Arts Council England hosted a Quality event in Gateshead on Friday 2 November where the Arts and Culture sector continued the ongoing discussion about raising the standards of work for, by and with young people.
This event was young people led, organised, attended, recorded etc. with the discussion focussed on quality and the emerging quality principles. The debate over this subject continues beyond the event. There are a number of blogs posted which young people and you can respond to at http://blog.artscouncil.org.uk/blog/children-and-young-people/continuing-quality-conversation or you can tweet at #cypquality on Twitter.
This debate is especially important because the voices on show are our young people. In the end it is their views which should play a large part in what we as a sector determine what is a quality offer from the arts and culture sector.
We want to listen to what they have to say and ensure that plays a large part in what they access and enjoy. We can’t force feed young people arts and culture, we need them to be involved in the collaboration of bringing those recipes of success and quality together. So please join in the debate and get your young people to join in as well.
You may also be interested in watching our Curious Voices film where Curious Minds gathered the views of young people across the North West and what they want and need from an arts and culture offer, an offer that’s relevant to them. You can view the Curious Voices film here: https://vimeo.com/42569988
Kelly Allen, our coordinator for Engagement, was present at the event at the end of last week (1-2 November) and she collected the main findings from the young people at the event. Young people directly telling the arts and culture sector what quality is in their eyes and a lot of useful advice on how organisations can achieve this by carrying out simple and common sense approaches.
The event was attended by young people from all over the country and we had four brilliant young people from Burnley Youth Theatre there who in Kelly’s words “did a fabulous job of ensuring that the North West voice was heard.”
All of the young people who facilitated the event were led by our very own Caz Brader, who will be joining us full time from the UFA in December.
You can see those conclusions from the conference in Kelly’s tweets below.
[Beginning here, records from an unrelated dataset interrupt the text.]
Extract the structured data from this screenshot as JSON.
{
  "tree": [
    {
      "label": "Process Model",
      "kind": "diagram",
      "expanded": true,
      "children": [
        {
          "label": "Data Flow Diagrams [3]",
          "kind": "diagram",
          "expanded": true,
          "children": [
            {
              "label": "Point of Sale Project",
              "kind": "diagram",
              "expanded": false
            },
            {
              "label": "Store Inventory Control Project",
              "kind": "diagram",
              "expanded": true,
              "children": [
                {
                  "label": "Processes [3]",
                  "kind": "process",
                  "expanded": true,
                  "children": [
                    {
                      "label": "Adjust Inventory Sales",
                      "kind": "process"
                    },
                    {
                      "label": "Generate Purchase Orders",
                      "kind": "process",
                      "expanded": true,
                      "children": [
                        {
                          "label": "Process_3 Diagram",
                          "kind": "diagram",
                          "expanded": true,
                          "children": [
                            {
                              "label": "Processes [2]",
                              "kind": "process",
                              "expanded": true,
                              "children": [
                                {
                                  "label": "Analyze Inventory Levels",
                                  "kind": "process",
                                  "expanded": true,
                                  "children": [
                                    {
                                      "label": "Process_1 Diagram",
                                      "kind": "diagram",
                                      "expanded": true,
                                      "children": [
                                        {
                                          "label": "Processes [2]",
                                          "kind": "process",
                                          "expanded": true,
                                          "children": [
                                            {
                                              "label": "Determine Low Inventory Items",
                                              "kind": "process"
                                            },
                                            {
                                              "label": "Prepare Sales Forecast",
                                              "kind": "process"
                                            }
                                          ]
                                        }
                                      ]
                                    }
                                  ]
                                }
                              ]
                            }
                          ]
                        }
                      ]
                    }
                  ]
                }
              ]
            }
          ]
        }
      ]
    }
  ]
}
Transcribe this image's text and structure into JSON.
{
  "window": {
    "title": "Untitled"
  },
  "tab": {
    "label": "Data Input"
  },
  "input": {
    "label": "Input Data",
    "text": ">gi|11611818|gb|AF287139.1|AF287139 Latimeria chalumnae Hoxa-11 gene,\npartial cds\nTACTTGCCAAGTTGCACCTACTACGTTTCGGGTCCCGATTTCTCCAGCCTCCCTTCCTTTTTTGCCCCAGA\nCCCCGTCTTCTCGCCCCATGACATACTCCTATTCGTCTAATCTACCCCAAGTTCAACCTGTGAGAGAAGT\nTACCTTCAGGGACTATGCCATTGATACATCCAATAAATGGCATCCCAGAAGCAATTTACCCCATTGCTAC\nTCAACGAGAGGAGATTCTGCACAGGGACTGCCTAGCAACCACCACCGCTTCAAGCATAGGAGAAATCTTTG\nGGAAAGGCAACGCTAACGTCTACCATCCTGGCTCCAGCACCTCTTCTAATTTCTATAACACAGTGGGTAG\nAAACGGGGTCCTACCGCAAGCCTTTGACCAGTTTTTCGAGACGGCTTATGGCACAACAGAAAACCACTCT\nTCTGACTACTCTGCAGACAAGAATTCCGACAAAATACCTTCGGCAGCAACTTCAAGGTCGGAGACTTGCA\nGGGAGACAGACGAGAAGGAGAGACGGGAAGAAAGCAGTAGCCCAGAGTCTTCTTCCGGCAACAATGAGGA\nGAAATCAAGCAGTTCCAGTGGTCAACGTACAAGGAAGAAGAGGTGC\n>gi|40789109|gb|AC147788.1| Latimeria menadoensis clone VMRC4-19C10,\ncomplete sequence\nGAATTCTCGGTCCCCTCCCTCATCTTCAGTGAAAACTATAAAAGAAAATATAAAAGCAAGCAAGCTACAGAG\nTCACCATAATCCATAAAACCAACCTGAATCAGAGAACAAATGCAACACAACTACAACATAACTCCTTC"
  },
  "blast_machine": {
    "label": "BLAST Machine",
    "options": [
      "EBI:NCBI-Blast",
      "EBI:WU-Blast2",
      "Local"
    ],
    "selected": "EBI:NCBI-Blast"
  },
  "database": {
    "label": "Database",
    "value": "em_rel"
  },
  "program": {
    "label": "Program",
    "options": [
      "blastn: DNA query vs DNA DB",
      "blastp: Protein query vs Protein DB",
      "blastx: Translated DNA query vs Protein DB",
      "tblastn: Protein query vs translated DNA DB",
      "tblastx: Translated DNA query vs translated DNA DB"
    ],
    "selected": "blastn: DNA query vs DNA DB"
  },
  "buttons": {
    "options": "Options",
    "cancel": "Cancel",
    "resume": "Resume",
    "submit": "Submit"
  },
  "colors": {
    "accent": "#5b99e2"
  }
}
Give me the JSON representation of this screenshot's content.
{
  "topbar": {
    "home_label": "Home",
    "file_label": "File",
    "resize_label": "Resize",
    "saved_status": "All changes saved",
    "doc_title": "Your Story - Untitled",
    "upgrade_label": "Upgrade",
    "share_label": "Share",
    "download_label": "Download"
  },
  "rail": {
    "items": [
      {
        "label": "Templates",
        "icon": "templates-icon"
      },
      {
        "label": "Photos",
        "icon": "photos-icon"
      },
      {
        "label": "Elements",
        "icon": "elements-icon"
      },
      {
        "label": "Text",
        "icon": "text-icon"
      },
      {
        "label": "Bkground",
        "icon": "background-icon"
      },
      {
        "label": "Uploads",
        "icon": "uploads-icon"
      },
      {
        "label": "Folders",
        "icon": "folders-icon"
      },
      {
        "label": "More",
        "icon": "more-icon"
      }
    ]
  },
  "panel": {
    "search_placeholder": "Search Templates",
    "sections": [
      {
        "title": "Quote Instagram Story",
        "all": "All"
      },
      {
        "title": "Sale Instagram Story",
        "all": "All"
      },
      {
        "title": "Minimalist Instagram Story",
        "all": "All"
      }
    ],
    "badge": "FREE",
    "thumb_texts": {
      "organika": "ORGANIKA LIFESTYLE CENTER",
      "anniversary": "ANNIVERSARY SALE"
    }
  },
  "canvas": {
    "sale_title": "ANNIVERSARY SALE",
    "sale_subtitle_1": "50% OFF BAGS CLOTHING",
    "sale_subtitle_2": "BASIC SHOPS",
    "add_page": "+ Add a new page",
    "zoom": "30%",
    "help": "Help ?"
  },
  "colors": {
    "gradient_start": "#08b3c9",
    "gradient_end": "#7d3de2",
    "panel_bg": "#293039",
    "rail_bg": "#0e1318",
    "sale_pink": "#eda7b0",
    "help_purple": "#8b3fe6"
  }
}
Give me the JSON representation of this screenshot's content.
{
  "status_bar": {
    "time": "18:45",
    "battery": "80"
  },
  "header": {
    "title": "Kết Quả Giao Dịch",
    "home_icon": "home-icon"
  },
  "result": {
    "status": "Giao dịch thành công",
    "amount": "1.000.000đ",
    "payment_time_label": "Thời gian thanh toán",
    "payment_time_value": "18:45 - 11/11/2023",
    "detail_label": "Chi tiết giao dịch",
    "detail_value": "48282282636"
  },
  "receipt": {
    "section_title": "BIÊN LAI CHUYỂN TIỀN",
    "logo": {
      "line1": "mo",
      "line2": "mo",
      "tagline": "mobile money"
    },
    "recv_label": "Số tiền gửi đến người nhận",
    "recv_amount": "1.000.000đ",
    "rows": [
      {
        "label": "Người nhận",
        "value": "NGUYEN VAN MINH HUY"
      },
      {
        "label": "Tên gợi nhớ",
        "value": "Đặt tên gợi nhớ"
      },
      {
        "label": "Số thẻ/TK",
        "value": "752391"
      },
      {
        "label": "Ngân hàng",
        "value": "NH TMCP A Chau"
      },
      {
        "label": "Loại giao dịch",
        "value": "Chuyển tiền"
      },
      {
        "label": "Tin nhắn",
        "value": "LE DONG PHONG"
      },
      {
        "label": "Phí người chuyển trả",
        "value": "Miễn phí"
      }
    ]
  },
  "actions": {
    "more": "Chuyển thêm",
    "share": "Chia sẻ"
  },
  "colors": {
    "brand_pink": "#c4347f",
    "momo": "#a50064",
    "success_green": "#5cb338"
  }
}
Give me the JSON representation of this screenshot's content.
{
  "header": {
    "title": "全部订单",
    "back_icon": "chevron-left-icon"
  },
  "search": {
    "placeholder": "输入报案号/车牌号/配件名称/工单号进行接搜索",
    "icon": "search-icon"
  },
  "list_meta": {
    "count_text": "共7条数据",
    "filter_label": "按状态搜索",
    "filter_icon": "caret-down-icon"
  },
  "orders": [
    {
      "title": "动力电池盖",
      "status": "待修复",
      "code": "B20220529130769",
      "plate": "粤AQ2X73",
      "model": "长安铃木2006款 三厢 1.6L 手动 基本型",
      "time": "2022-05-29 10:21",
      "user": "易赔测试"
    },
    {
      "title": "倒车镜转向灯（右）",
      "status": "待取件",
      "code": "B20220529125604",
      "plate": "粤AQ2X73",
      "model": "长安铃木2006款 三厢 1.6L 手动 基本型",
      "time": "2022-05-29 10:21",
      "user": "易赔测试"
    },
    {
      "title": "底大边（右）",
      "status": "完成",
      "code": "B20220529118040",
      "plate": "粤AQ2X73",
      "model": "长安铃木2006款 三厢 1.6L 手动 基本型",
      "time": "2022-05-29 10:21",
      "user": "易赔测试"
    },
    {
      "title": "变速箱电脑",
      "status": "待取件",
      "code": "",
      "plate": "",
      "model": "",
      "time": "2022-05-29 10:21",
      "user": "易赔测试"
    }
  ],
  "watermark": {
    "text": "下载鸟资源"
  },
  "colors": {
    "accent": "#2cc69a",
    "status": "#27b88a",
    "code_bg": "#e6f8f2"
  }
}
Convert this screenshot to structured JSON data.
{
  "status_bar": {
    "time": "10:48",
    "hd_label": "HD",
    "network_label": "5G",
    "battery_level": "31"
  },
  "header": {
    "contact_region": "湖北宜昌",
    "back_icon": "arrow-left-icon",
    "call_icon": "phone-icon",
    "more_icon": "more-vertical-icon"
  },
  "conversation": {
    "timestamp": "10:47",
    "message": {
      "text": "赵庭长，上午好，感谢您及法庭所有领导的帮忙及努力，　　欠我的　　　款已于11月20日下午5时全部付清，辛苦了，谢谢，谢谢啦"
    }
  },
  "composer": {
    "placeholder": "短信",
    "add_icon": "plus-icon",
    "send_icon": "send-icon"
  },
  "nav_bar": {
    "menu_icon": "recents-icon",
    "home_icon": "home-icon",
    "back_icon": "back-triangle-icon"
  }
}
But this debate is still live and needs your input and the young people you work with and for. Please encourage them to continue the debate at the links above.